You can’t help worrying for Margo (Kenadi DelaCerna). And yet you can’t help admiring her as well. A teenage girl living with her father in a small house by the river, she’s also an exceptional shot with a rifle; a necessity in their way of life.
To a certain extent, Once Upon a River is a suspenseful action movie. But it’s also a family saga, whether the various families involved are biological or created on the spot.
Margo’s mother disappeared long ago, and she and her father are at least partly dependent on the mother’s side of the family…which is also the white side of the family. Margo’s father (Tatanka Means) is Native American, and therefore so is she.
Not that that means much to Margo. In one scene, she meets another American Indian who asks her tribe. She doesn’t know. Her father, apparently, never told her.
Her mother’s biological family is relatively wealthy, and looks down on their poor and not-white relatives. Margo’s cousins, all boys, can’t stand that the best shot in the family is a dark-skinned teenaged girl.
Early on, something very bad happens. One terrible event follows another, and Margo must run away. Or at least she feels that she needs to run away. The police want to talk to her, but they don’t seem to be in a hurry to do so.
Where can she go? She has an old letter and envelope from her mother. The return address gives her a clue, and she sets off to find her mother, even though Margo can’t be sure that her mother still lives there.
She takes a rowboat. She walks. She hitchhikes. She hunts in parks where hunting is illegal. She tries magic mushrooms.
While she searches for her own biological family, she stumbles on another one of sorts. She meets Smoke (John Ashton – probably the best-known actor in the cast), a likeable cynic. He’s a dying white man living in a trailer. He avoids his relatives, but has a close, African-American friend named Fishbone (Kenn E. Head). People in this area seem to like unusual nicknames.
Why am I mentioning the character’s races so often? Because although almost no one seems to talk about race, it often informs how the characters react to others. The theme is there, barely noticeable but always bubbling.
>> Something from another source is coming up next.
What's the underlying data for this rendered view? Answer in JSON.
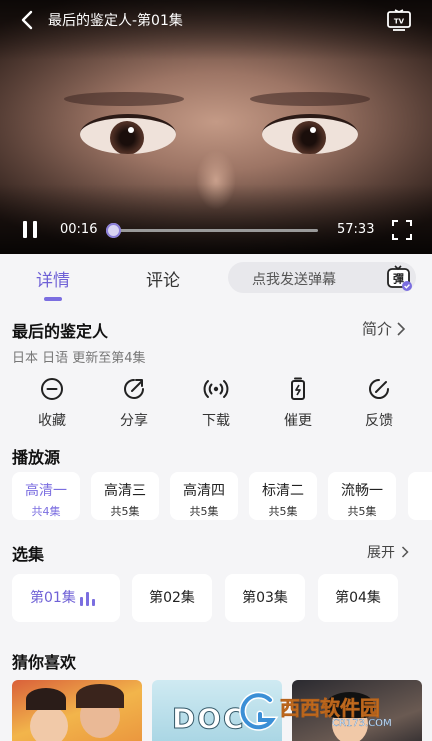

And yet she still wants to meet the mother who deserted her.
The film is set in 1977. Why? I don’t know. The novel it was based is relatively new. Perhaps it needed to be set at a time without smartphones.